Blood test could identify smokers at higher risk for heart disease

October 25, 2011

A simple blood test could someday quantify a smoker's lung toxicity and danger of heart disease, researchers at UT Southwestern Medical Center have found.

Nearly one in five adults in the U.S. smoke, and smoking-related medical expenses and loss of productivity exceeds $167 billion annually, according to the . Levels of a lung protein found in the blood of smokers could indicate their risk of dangerous in blood vessels, said Dr. Anand Rohatgi, assistant professor of internal medicine at UT Southwestern and co-lead author of the study available in Arteriosclerosis, Thrombosis, and , a publication of the .

"We now are close to having a blood test to help measure the smoking-related effects that contribute to atherosclerotic heart disease," Dr. Rohatgi said. "Smoking is one of the biggest contributors to the development of heart disease."

Smokers are at an increased risk of heart attack, stroke and dying from heart disease, but the risk varies among individuals. Until this study, there had been no simple blood test to measure the varied effects of smoking on heart disease.

Researchers determined the amount of circulating pulmonary surfactant B (SP-B), a protein found in damaged , in more than 3,200 Dallas Heart Study participants ages 30 to 65. The Dallas Heart Study was a groundbreaking investigation of cardiovascular disease that first involved more than 6,100 Dallas County residents who provided blood samples and underwent blood vessel scans with and computerized tomography.

The researchers found that smokers who had higher levels of SP-B also had more buildup of dangerous plaque in the aorta – the largest artery in the body, with branches leading to the abdomen, pelvis and legs.

The test is still being evaluated and is not available for commercial use.
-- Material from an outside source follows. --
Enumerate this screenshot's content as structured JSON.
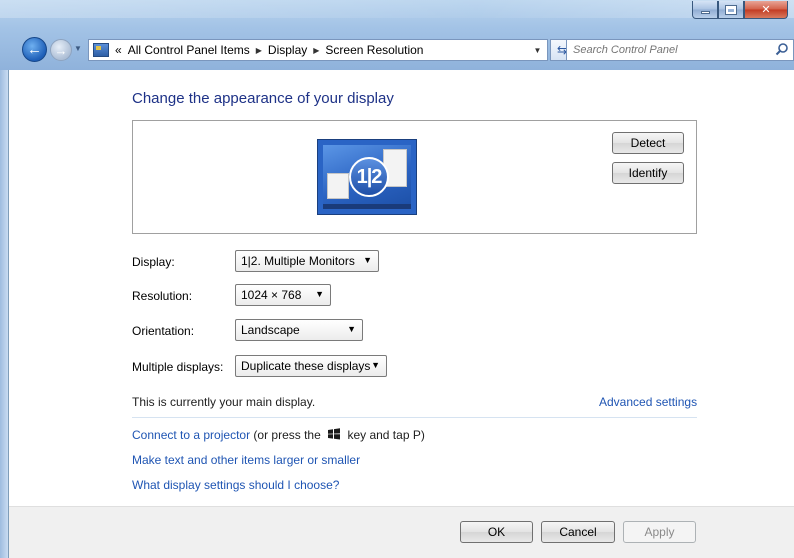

The next step, said Dr. Rohatgi, is to investigate whether SP-B causes atherosclerosis or is simply a marker of the disease, and to determine whether decreasing levels of SP-B will improve heart disease outcomes.

Explore further: Simple fitness test could predict long-term risk for heart attack, stroke in middle-aged people

Related Stories

Recommended for you

Artificial heart design features porous plastic foam

October 2, 2015

Artificial hearts with multiple moving parts increase the chance of failure; scientists have worked up a device which is a single piece. No less interesting is the material they used; the team is taking a page out of soft ...

What powers the pumping heart?

September 25, 2015

Researchers at the Ted Rogers Centre for Heart Research have uncovered a treasure trove of proteins, which hold answers about how our heart pumps—a phenomenon known as contractility.

Sticky gel helps stem cells heal rat hearts

September 24, 2015

A sticky, protein-rich gel created by Johns Hopkins researchers appears to help stem cells stay on or in rat hearts and restore their metabolism after transplantation, improving cardiac function after simulated heart attacks, ...


Please sign in to add a comment. Registration is free, and takes less than a minute. Read more

Click here to reset your password.
Sign in to get notified via email when new comments are made.